* **SUPPLIED MATERIAL**
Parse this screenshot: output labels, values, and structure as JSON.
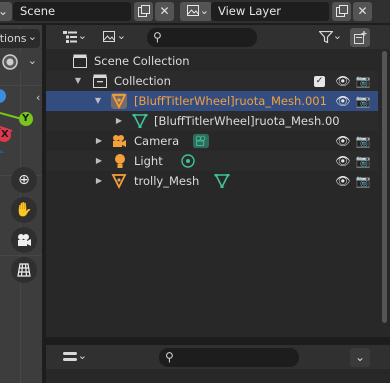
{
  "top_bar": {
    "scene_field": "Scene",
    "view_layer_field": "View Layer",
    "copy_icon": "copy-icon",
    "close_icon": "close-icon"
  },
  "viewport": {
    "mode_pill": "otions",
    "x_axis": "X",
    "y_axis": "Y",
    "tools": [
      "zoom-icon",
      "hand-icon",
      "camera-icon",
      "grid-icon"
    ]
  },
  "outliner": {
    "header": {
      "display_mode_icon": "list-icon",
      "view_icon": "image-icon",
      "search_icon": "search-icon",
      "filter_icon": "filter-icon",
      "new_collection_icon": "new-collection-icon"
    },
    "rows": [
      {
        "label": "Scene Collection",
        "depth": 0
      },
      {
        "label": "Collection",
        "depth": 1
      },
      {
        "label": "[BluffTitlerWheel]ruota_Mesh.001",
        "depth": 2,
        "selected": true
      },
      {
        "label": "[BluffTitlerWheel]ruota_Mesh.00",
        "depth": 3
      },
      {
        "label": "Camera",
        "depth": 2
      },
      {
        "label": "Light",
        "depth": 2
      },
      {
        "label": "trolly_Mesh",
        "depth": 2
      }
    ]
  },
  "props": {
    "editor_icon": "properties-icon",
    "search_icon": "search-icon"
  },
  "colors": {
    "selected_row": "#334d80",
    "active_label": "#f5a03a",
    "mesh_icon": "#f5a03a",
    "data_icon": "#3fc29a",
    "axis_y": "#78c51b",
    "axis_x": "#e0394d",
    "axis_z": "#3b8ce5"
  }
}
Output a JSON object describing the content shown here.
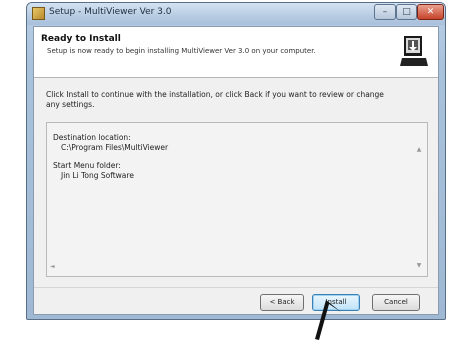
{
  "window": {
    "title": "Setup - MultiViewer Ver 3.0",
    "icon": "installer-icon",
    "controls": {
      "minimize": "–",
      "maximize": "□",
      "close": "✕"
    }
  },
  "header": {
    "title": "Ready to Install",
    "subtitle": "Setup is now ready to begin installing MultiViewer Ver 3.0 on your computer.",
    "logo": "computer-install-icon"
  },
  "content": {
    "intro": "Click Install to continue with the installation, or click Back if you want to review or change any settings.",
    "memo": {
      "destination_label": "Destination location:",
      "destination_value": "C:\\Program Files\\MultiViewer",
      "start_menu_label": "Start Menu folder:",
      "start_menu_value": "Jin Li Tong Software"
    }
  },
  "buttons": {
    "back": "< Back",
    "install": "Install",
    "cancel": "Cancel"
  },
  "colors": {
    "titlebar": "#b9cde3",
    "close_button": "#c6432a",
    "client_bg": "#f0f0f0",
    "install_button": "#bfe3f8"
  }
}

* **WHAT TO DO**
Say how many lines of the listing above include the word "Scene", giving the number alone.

* **WORKED SOLUTION**
2